Frank Lloyd Wright



The way you live is being directly influenced by Frank Lloyd Wright’s innovations in residential architecture. Mr. Wright’s “organic architecture” was a radical departure form the traditional architecture of his day, which was dominated by European styles that dated back hundreds of years or even millennia. He contributed the Prairie and Usonian houses to the familiar of American residential design, and elements of his designs can be found in a large proportion of homes today. While most of his designs were single-family, his collections include houses of worship, skyscrapers, resorts, museums, government offices, gas stations, bridges, and other masterpieces showing the diversity of Frank Lloyd Wright’s talent.
Not only did Wright possess genius skills in the spatial cognition, his approach to architecture through geometric manipulation demonstrates one aspect of his creativeness. Frank Lloyd Wright’s views on architectural space, ornamentation, and relationship to site, and concerning the place of architecture in art, life, and philosophy have inspired generations of architects and artists all over the world. Frank Lloyd Wright’s career was notable in several areas. As a practicing architect, he designed several hundred buildings, of which around 500 were built. Within his roles of architectural theoretician and academic, he wrote several books on architecture, and founded and ran a successful school in the field, training many architects. Mr. Wright’s design went beyond the building to the finest details of the interior design spaces, including furniture, art glass, and other aspects of interior designs. Frank Lloyd Wright’s views on architectural space, ornamentation, and relationship to building sites, and concerning the place of architecture in art, life and philosophy have inspired generations of architects and artists all over the world. Frank Lloyd Wright was an innovator who drastically influenced architecture of the twentieth century around the world.
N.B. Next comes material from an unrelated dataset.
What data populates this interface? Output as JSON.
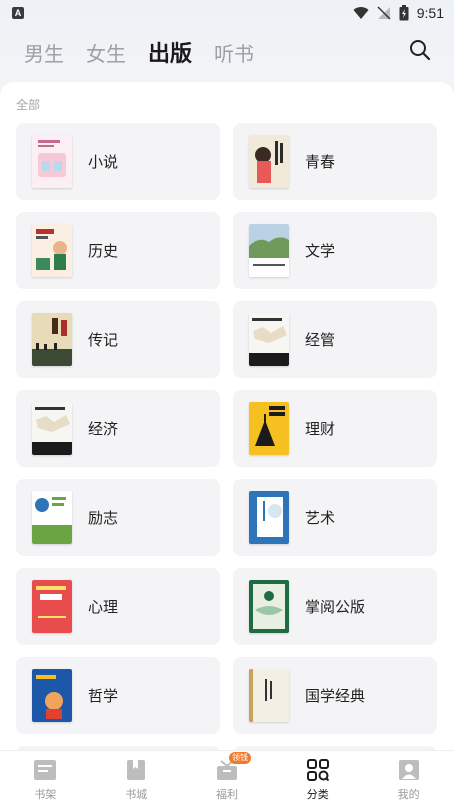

Frank Lloyd Wright was an architect with a democratic vision. By integrating the city into the countryside, Wright was envisioning a decentralized city that stressed agrarian, or rural pastoral, living and familial connectivity. Many of Wright’s ideals and visions are rooted in his life experiences. Specifically, his childhood experiences in the countryside made Wright highly critical of the city, which ignited his vision of the city rooted in the Jeffersonian values. He believed the role of an architect to be that of a builder, not only of buildings but of the social structure, because he felt that if society were given conditions in which building had intelligence and raison d’etre the whole structure of human society itself would have the substance of strength and beauty. It was stated in Brooks book Writings on Wright that Wright was “Interested in politics and affairs of the state, he believed that architecture as the plan-in-structure of all things was the all-inclusive basis for every civilization and culture. He repeatedly related architecture to democracy, considering democracy the highest form of aristocracy man has ever known, a society based on the sovereignty of the individual” (24-5). Wright’s early work reflects his democratic ideals, especially Oak Park, as an importance was placed on family. His ideas about democracy grew into the vision of Broadacre City, which emphasized the important influence that technology would have on his envisioned democracy. It was through this vision that Wright sought to build for citizens of the United States. His vision of the city was placed in the countryside, where people could live free from centralization. Here nature and city would blend into one entity. Within this entity, the structural forms will be built to merge into and become one with the natural landscape.

Frank Lloyd Wright’s childhood experiences would later have a significant impact on his architectural and city designs. After spending a part of his childhood moving from place to place, the Wright family settled at his maternal family’s farm in Wisconsin. Although the family customs and life had an effect on Wright’s democratic philosophy, the greatest impact on his work came from the Froebel blocks his mother had purchased for this future architect. Before her son was born, his mother had decided that her son was going to be a great architect. Using Froebel geometric blocks to entertain and educate her son, she appears to have struck on a genius her son possessed. His early childhood travels, life on the farm, and manipulations